I believe in magic because I see it everyday. I knew from a young age that I wanted to, at that time, “work” with kids. They have a way in to the good things in life that I think adults have potentially lost contact with. I suspected keeping this alive in my own self would mean being close to the source. My youthful ignorance sent me to five years of University to obtain a Degree in Elementary Education. Shiny and new I struck out in to the world of education only to discover the magic wasn’t there. It was disillusioning. But there were moments that kept me walking forward. They were in the preschool classrooms and in the recreation settings where play was the goal. The magic lay in the play, something that quickly looses importance with in the high pressure setting of a classroom. Please don’t read this to mean teachers are without the desire to be light and joyful and create play based learning, I am certain many are. It’s the pressure of the system of adults that informs them that’s fractured and that’s the place where play falls through the cracks and clear out of the classroom.
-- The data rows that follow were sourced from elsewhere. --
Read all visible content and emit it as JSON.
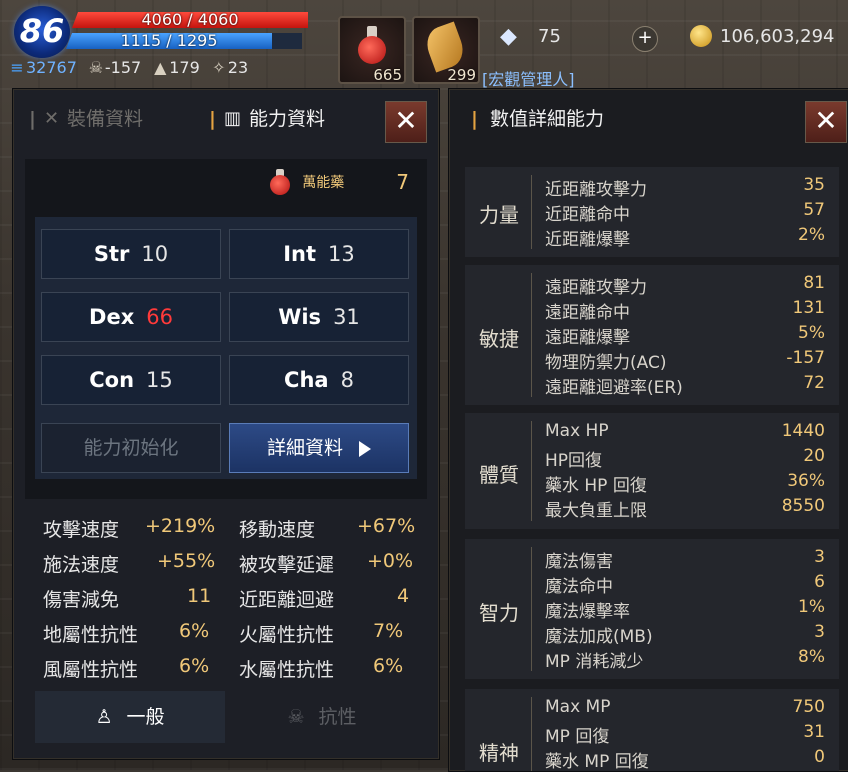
{
  "hud": {
    "level": "86",
    "hp_text": "4060 / 4060",
    "mp_text": "1115 / 1295",
    "stats": [
      {
        "icon": "lawful-icon",
        "value": "32767"
      },
      {
        "icon": "skull-icon",
        "value": "-157"
      },
      {
        "icon": "hat-icon",
        "value": "179"
      },
      {
        "icon": "wing-icon",
        "value": "23"
      }
    ],
    "slot1_count": "665",
    "slot2_count": "299",
    "gem_value": "75",
    "gold_value": "106,603,294",
    "name_tag": "[宏觀管理人]"
  },
  "left_panel": {
    "tab_equipment": "裝備資料",
    "tab_ability": "能力資料",
    "close_symbol": "✕",
    "potion_label": "萬能藥",
    "potion_count": "7",
    "stats": {
      "str_label": "Str",
      "str_value": "10",
      "int_label": "Int",
      "int_value": "13",
      "dex_label": "Dex",
      "dex_value": "66",
      "wis_label": "Wis",
      "wis_value": "31",
      "con_label": "Con",
      "con_value": "15",
      "cha_label": "Cha",
      "cha_value": "8"
    },
    "reset_button": "能力初始化",
    "detail_button": "詳細資料",
    "summary": [
      {
        "l1": "攻擊速度",
        "v1": "+219%",
        "l2": "移動速度",
        "v2": "+67%"
      },
      {
        "l1": "施法速度",
        "v1": "+55%",
        "l2": "被攻擊延遲",
        "v2": "+0%"
      },
      {
        "l1": "傷害減免",
        "v1": "11",
        "l2": "近距離迴避",
        "v2": "4"
      },
      {
        "l1": "地屬性抗性",
        "v1": "6%",
        "l2": "火屬性抗性",
        "v2": "7%"
      },
      {
        "l1": "風屬性抗性",
        "v1": "6%",
        "l2": "水屬性抗性",
        "v2": "6%"
      }
    ],
    "tab_general": "一般",
    "tab_resist": "抗性"
  },
  "right_panel": {
    "title": "數值詳細能力",
    "close_symbol": "✕",
    "groups": [
      {
        "name": "力量",
        "rows": [
          {
            "label": "近距離攻擊力",
            "value": "35"
          },
          {
            "label": "近距離命中",
            "value": "57"
          },
          {
            "label": "近距離爆擊",
            "value": "2%"
          }
        ]
      },
      {
        "name": "敏捷",
        "rows": [
          {
            "label": "遠距離攻擊力",
            "value": "81"
          },
          {
            "label": "遠距離命中",
            "value": "131"
          },
          {
            "label": "遠距離爆擊",
            "value": "5%"
          },
          {
            "label": "物理防禦力(AC)",
            "value": "-157"
          },
          {
            "label": "遠距離迴避率(ER)",
            "value": "72"
          }
        ]
      },
      {
        "name": "體質",
        "rows": [
          {
            "label": "Max HP",
            "value": "1440"
          },
          {
            "label": "HP回復",
            "value": "20"
          },
          {
            "label": "藥水 HP 回復",
            "value": "36%"
          },
          {
            "label": "最大負重上限",
            "value": "8550"
          }
        ]
      },
      {
        "name": "智力",
        "rows": [
          {
            "label": "魔法傷害",
            "value": "3"
          },
          {
            "label": "魔法命中",
            "value": "6"
          },
          {
            "label": "魔法爆擊率",
            "value": "1%"
          },
          {
            "label": "魔法加成(MB)",
            "value": "3"
          },
          {
            "label": "MP 消耗減少",
            "value": "8%"
          }
        ]
      },
      {
        "name": "精神",
        "rows": [
          {
            "label": "Max MP",
            "value": "750"
          },
          {
            "label": "MP 回復",
            "value": "31"
          },
          {
            "label": "藥水 MP 回復",
            "value": "0"
          }
        ]
      }
    ]
  },
  "colors": {
    "accent": "#e5a341",
    "value_gold": "#f0c879",
    "dex_red": "#ff3a3a",
    "button_blue": "#2d4a86"
  }
}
Having my own children is where I learned magic can continue beyond the young years and clear through to adulthood. It is the play that keeps the magic alive. The play is the important piece of the puzzle. It is the serious work of being youthful. Surrounding myself with children through the years has not been about their youth necessarily, it’s been about their freedom to play. Play is how they bring a light, inquisitive nature to expanding their understanding of the world around them.

My oldest son, super in to hockey, asked me to build a fantasy hockey team with him. He had found out through playing video games, just how this process would unfold. We sat down together each building a team, while laughing, bartering and researching. His knowledge trumped mine in seriously ridiculous ways. Yet, through the magic of play I expanded quickly my understanding of the game of hockey, the importance of stats and who the characters where leading the way in this sport. It was light, it was fun and it was feeding my sense of curiosity in a way statistics never had before.

Later in the day, I was removing snap circuits from the carpet floor, placing them neatly back in to their box. Enter my youngest son, “oh good those are ready for me to play with.” He puts himself in front of the TV the instruction manual to his left and he begins to play. Within ten minutes enthusiastic shouts call me to his side. “I used part of the instructions and part of my own ideas to build this. It has a fan and two lights.” And then stumbles out an understanding of circuits, energy flow and design that is more accurate then I could teach in a well planned lesson. He is vibrating with excitement. He is in the magic as he plays his way in to a deeper understanding of science concepts. It’s contagious.

I have been know to admit to preferring the company of most children over their adult companions, simply because the conversation I can engage in capture this magic. They are rich in possibility, dripping with humor and most often reveling of unique personalities. So, I chat up the children in order to see them clearly in the world and understand how they keep tapped in to the magic some associate only with childhood.

I have a profound sense of gratitude for the fact that I can stay home and live each day alongside my children. I know this a gift that is not afforded to every family trying to make ends meet. What I do think is possible for every family, every parent and even every adult, is the ability to still believe in magic even when age defines you as an adult. And I am gonna give you some tips on how to do that.

First up, notice the children in the world around you. I don’t mean through adult trained eyes, I mean through your heart space. Notice how they travel from one location to the next, it’s likely not in a straight line and they likely seen something beautifully distracting. Pay attention to the details of how they interact with the entire world around them, all the bits and pieces. And once you think you have a sense of how this differs from your own travels, walk like a child.

Next up, talk to children in the same interested and engaging voice you would a co-worker giving you the details of your next important business thing a ma jig. Then listen. Not just with your ears with your open hearted genuinely interested self. Children are wildly willing to tell you about the most fascinating adventures they have been on recently and I bet many of them have just been to places you haven’t seen in a while. Then talk like a child, rich in detail, stretching possibility in all the right places.

Now you are ready to play with a child. Some may be able to jump in to this step without a child around. But many will need some serious instruction to remember how to do this task. The business of being an adult can strip of us this basic understanding. Abandon yourself to the play. Let the child be the director, the engineer, the true facilitator of your play session. Give yourself the time needed to fully fall in to the play, letting all your adult worries fall away.  Do this over and over again it might take some time to for your key to fit back in to the tickle trunk. And then make play a priority in your everyday way of being in the world.

I believe in magic cause I see it everyday. I promise you can too.